DATA TO USE:
****
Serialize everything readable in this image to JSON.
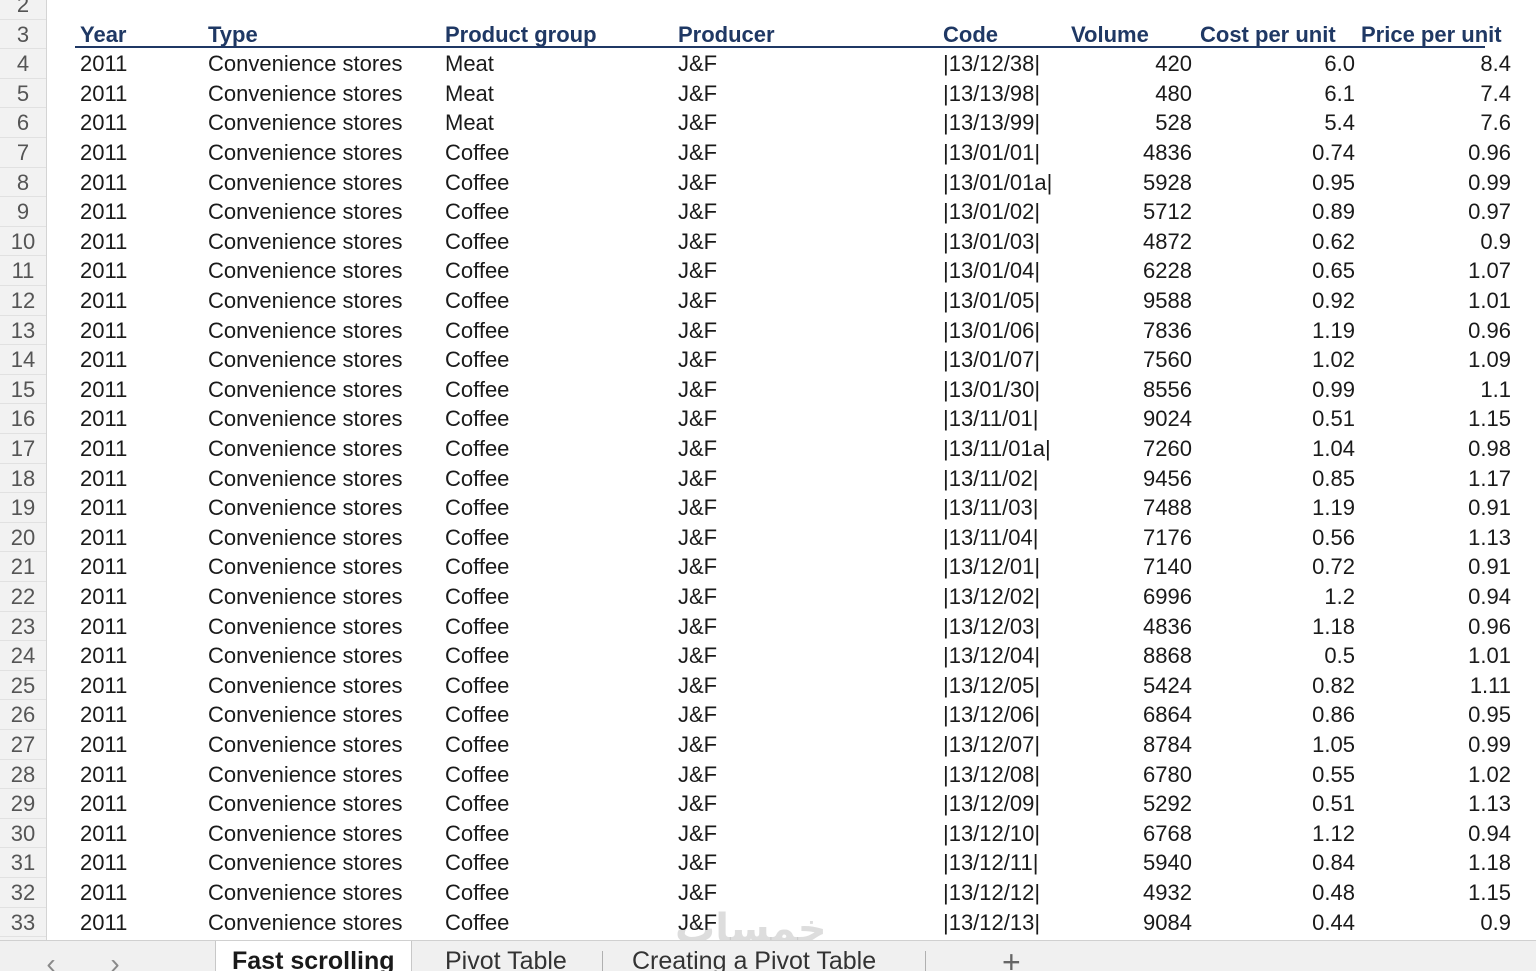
{
  "spreadsheet": {
    "row_numbers": [
      "2",
      "3",
      "4",
      "5",
      "6",
      "7",
      "8",
      "9",
      "10",
      "11",
      "12",
      "13",
      "14",
      "15",
      "16",
      "17",
      "18",
      "19",
      "20",
      "21",
      "22",
      "23",
      "24",
      "25",
      "26",
      "27",
      "28",
      "29",
      "30",
      "31",
      "32",
      "33"
    ],
    "headers": {
      "year": "Year",
      "type": "Type",
      "product_group": "Product group",
      "producer": "Producer",
      "code": "Code",
      "volume": "Volume",
      "cost_per_unit": "Cost per unit",
      "price_per_unit": "Price per unit"
    },
    "rows": [
      [
        "2011",
        "Convenience stores",
        "Meat",
        "J&F",
        "|13/12/38|",
        "420",
        "6.0",
        "8.4"
      ],
      [
        "2011",
        "Convenience stores",
        "Meat",
        "J&F",
        "|13/13/98|",
        "480",
        "6.1",
        "7.4"
      ],
      [
        "2011",
        "Convenience stores",
        "Meat",
        "J&F",
        "|13/13/99|",
        "528",
        "5.4",
        "7.6"
      ],
      [
        "2011",
        "Convenience stores",
        "Coffee",
        "J&F",
        "|13/01/01|",
        "4836",
        "0.74",
        "0.96"
      ],
      [
        "2011",
        "Convenience stores",
        "Coffee",
        "J&F",
        "|13/01/01a|",
        "5928",
        "0.95",
        "0.99"
      ],
      [
        "2011",
        "Convenience stores",
        "Coffee",
        "J&F",
        "|13/01/02|",
        "5712",
        "0.89",
        "0.97"
      ],
      [
        "2011",
        "Convenience stores",
        "Coffee",
        "J&F",
        "|13/01/03|",
        "4872",
        "0.62",
        "0.9"
      ],
      [
        "2011",
        "Convenience stores",
        "Coffee",
        "J&F",
        "|13/01/04|",
        "6228",
        "0.65",
        "1.07"
      ],
      [
        "2011",
        "Convenience stores",
        "Coffee",
        "J&F",
        "|13/01/05|",
        "9588",
        "0.92",
        "1.01"
      ],
      [
        "2011",
        "Convenience stores",
        "Coffee",
        "J&F",
        "|13/01/06|",
        "7836",
        "1.19",
        "0.96"
      ],
      [
        "2011",
        "Convenience stores",
        "Coffee",
        "J&F",
        "|13/01/07|",
        "7560",
        "1.02",
        "1.09"
      ],
      [
        "2011",
        "Convenience stores",
        "Coffee",
        "J&F",
        "|13/01/30|",
        "8556",
        "0.99",
        "1.1"
      ],
      [
        "2011",
        "Convenience stores",
        "Coffee",
        "J&F",
        "|13/11/01|",
        "9024",
        "0.51",
        "1.15"
      ],
      [
        "2011",
        "Convenience stores",
        "Coffee",
        "J&F",
        "|13/11/01a|",
        "7260",
        "1.04",
        "0.98"
      ],
      [
        "2011",
        "Convenience stores",
        "Coffee",
        "J&F",
        "|13/11/02|",
        "9456",
        "0.85",
        "1.17"
      ],
      [
        "2011",
        "Convenience stores",
        "Coffee",
        "J&F",
        "|13/11/03|",
        "7488",
        "1.19",
        "0.91"
      ],
      [
        "2011",
        "Convenience stores",
        "Coffee",
        "J&F",
        "|13/11/04|",
        "7176",
        "0.56",
        "1.13"
      ],
      [
        "2011",
        "Convenience stores",
        "Coffee",
        "J&F",
        "|13/12/01|",
        "7140",
        "0.72",
        "0.91"
      ],
      [
        "2011",
        "Convenience stores",
        "Coffee",
        "J&F",
        "|13/12/02|",
        "6996",
        "1.2",
        "0.94"
      ],
      [
        "2011",
        "Convenience stores",
        "Coffee",
        "J&F",
        "|13/12/03|",
        "4836",
        "1.18",
        "0.96"
      ],
      [
        "2011",
        "Convenience stores",
        "Coffee",
        "J&F",
        "|13/12/04|",
        "8868",
        "0.5",
        "1.01"
      ],
      [
        "2011",
        "Convenience stores",
        "Coffee",
        "J&F",
        "|13/12/05|",
        "5424",
        "0.82",
        "1.11"
      ],
      [
        "2011",
        "Convenience stores",
        "Coffee",
        "J&F",
        "|13/12/06|",
        "6864",
        "0.86",
        "0.95"
      ],
      [
        "2011",
        "Convenience stores",
        "Coffee",
        "J&F",
        "|13/12/07|",
        "8784",
        "1.05",
        "0.99"
      ],
      [
        "2011",
        "Convenience stores",
        "Coffee",
        "J&F",
        "|13/12/08|",
        "6780",
        "0.55",
        "1.02"
      ],
      [
        "2011",
        "Convenience stores",
        "Coffee",
        "J&F",
        "|13/12/09|",
        "5292",
        "0.51",
        "1.13"
      ],
      [
        "2011",
        "Convenience stores",
        "Coffee",
        "J&F",
        "|13/12/10|",
        "6768",
        "1.12",
        "0.94"
      ],
      [
        "2011",
        "Convenience stores",
        "Coffee",
        "J&F",
        "|13/12/11|",
        "5940",
        "0.84",
        "1.18"
      ],
      [
        "2011",
        "Convenience stores",
        "Coffee",
        "J&F",
        "|13/12/12|",
        "4932",
        "0.48",
        "1.15"
      ],
      [
        "2011",
        "Convenience stores",
        "Coffee",
        "J&F",
        "|13/12/13|",
        "9084",
        "0.44",
        "0.9"
      ]
    ]
  },
  "sheet_tabs": {
    "prev_icon": "chevron-left-icon",
    "next_icon": "chevron-right-icon",
    "tabs": [
      "Fast scrolling",
      "Pivot Table",
      "Creating a Pivot Table"
    ],
    "active_index": 0,
    "add_icon": "plus-icon"
  },
  "watermark": "خمسات",
  "colors": {
    "header_text": "#1f3864",
    "header_rule": "#1f3864",
    "active_tab_accent": "#1e7145"
  }
}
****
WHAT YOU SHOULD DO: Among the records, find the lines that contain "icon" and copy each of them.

ANSWER TO THE EXERCISE:
    "prev_icon": "chevron-left-icon",
    "next_icon": "chevron-right-icon",
    "add_icon": "plus-icon"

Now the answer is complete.